#### [PROBLEM TO WORK ON]
Wherever the string "your" occurs in a line of these records, report that line.

[App and web page records]

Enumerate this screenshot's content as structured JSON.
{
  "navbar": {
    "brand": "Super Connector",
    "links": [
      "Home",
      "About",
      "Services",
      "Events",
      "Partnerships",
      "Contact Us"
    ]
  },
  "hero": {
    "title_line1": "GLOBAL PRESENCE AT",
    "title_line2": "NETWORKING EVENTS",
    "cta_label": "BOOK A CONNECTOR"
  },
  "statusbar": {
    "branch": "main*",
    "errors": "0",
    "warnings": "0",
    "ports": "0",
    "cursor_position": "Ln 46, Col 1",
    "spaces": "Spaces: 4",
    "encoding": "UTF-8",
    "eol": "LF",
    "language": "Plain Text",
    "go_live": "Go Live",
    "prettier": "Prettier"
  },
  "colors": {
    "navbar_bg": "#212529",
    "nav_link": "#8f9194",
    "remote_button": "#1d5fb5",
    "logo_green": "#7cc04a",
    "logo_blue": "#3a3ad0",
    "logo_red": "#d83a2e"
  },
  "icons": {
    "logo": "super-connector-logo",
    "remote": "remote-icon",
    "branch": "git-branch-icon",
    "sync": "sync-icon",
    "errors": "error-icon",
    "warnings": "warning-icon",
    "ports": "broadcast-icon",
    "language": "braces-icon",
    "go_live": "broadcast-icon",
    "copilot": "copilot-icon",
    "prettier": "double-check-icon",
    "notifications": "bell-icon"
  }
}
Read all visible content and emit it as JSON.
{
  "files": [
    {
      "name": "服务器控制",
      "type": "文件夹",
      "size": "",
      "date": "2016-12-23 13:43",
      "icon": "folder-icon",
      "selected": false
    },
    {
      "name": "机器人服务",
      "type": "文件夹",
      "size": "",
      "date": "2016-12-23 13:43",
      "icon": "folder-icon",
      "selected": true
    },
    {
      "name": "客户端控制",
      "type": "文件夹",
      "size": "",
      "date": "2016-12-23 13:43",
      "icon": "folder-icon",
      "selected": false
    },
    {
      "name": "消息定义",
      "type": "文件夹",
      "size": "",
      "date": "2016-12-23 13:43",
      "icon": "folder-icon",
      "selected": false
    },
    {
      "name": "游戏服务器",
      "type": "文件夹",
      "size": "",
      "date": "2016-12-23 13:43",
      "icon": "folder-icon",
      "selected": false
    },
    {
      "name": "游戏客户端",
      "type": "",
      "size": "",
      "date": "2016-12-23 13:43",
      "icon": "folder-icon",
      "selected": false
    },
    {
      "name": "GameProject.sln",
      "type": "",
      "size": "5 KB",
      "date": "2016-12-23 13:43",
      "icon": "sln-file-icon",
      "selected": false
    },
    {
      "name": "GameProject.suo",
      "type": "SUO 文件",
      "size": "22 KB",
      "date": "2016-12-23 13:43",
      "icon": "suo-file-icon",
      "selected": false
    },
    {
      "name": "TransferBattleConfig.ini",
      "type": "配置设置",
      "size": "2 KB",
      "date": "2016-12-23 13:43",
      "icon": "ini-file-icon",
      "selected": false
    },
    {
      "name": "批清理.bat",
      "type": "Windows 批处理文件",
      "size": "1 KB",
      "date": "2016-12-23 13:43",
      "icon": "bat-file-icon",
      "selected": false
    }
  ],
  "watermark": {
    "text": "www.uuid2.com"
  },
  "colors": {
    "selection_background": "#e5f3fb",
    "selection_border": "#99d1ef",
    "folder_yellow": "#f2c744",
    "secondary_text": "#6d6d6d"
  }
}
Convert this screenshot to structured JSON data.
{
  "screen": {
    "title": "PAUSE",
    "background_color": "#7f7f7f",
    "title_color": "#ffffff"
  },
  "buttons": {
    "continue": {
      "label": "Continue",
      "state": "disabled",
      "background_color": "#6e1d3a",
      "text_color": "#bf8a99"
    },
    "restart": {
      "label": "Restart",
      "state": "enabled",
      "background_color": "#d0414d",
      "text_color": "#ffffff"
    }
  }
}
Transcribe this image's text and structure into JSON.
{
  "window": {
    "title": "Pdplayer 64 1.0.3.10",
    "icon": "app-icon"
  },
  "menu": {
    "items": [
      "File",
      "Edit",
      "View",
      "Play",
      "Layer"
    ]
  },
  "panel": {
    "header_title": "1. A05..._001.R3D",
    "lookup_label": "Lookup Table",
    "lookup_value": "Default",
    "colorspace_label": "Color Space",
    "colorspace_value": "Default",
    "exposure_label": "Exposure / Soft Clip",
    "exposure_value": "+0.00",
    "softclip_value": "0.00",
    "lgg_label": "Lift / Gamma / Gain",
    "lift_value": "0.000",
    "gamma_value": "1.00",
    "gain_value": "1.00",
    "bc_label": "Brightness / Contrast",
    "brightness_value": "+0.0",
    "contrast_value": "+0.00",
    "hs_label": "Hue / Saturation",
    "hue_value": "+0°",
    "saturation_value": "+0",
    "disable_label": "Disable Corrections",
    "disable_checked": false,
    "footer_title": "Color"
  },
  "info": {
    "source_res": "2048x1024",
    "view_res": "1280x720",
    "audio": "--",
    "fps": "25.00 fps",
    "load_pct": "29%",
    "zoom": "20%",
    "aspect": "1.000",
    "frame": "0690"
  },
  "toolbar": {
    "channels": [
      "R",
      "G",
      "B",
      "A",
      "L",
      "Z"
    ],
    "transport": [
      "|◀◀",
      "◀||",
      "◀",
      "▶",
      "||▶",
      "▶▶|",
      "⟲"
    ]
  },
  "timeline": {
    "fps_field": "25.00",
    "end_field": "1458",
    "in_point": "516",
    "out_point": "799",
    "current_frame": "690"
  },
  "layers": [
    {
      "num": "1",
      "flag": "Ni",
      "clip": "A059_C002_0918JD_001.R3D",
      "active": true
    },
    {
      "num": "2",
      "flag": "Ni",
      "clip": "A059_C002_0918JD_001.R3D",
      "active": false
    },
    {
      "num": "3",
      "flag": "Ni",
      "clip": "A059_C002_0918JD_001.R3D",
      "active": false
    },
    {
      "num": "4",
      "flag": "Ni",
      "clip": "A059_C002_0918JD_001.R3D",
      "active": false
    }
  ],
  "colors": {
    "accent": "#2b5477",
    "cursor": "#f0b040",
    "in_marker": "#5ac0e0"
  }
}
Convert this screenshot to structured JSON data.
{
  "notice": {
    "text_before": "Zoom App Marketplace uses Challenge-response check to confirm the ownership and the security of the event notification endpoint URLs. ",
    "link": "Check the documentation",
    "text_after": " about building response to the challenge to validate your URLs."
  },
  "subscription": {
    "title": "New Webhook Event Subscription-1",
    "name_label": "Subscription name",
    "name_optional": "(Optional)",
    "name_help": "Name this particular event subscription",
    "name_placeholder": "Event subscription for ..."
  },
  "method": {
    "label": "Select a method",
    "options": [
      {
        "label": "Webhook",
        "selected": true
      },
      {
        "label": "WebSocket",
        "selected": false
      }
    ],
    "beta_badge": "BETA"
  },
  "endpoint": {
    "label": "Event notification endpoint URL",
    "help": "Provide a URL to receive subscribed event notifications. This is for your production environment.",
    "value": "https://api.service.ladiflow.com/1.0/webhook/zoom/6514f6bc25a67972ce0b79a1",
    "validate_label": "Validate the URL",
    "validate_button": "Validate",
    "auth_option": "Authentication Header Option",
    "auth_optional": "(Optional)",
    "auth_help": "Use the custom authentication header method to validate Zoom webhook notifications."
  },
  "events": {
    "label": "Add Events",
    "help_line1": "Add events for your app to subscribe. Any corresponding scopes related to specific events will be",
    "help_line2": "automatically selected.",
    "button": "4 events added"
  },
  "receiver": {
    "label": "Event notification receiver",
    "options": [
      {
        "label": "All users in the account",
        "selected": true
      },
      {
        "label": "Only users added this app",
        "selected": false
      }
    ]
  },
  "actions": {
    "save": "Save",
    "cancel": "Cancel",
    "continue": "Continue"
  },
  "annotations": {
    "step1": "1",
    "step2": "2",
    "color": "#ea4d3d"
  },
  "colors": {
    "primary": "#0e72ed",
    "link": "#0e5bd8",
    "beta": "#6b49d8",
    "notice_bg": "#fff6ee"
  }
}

#### [ANSWER TO THE EXERCISE]
    "text_after": " about building response to the challenge to validate your URLs."
    "help": "Provide a URL to receive subscribed event notifications. This is for your production environment.",
    "help_line1": "Add events for your app to subscribe. Any corresponding scopes related to specific events will be",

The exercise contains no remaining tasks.